Activity :: Among the records below, find each line bearing the word "demo" and copy it.

Input records ::
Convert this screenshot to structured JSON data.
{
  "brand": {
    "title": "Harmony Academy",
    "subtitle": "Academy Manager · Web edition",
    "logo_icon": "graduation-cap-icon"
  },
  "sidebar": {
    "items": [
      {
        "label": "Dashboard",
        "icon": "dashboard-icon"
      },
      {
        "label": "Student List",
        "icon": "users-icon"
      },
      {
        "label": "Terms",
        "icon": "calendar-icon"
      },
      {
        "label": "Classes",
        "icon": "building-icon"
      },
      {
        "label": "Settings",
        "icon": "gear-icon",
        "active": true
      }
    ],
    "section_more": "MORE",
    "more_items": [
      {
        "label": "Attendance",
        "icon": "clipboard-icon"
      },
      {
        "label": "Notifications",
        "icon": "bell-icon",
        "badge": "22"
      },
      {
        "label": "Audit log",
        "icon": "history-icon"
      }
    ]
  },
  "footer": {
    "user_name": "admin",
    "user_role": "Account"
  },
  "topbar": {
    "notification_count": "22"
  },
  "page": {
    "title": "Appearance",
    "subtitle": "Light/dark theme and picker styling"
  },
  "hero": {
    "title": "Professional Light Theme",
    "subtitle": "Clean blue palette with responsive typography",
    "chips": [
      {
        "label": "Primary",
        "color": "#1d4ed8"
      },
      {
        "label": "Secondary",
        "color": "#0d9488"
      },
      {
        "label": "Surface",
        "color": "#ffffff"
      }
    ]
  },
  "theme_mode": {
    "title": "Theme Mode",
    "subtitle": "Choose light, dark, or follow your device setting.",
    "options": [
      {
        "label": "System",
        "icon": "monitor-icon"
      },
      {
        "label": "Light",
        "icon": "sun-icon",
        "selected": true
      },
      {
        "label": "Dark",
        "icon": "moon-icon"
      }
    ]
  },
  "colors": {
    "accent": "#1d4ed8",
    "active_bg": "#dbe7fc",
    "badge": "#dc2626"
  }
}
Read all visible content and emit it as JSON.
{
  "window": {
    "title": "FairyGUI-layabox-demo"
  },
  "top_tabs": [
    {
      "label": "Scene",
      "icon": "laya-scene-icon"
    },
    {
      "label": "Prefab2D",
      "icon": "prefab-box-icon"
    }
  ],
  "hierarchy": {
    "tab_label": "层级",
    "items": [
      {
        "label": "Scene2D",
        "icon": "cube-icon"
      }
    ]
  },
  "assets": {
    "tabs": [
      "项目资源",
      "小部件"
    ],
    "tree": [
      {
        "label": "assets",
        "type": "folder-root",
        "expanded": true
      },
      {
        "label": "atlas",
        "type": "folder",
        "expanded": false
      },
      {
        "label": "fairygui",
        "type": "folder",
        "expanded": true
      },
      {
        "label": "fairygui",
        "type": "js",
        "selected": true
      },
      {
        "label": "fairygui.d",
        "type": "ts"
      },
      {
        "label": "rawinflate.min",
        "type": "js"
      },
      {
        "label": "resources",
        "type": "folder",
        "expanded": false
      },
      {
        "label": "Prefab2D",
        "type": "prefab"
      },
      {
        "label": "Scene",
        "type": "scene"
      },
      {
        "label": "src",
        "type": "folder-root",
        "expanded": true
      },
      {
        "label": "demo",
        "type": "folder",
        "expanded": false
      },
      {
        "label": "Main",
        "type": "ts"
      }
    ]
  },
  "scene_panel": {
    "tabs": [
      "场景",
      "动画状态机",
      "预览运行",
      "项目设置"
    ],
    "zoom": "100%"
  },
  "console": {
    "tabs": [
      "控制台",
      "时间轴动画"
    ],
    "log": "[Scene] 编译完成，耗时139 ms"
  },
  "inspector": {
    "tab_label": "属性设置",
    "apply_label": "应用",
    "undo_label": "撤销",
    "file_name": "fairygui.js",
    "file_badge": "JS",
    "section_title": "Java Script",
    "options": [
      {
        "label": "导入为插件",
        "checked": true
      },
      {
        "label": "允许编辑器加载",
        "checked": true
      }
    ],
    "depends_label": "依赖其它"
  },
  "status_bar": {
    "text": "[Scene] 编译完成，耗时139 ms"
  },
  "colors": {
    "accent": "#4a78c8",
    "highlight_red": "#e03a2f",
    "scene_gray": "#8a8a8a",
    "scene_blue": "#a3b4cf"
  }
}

Response for this exercise ::
    "title": "FairyGUI-layabox-demo"
        "label": "demo",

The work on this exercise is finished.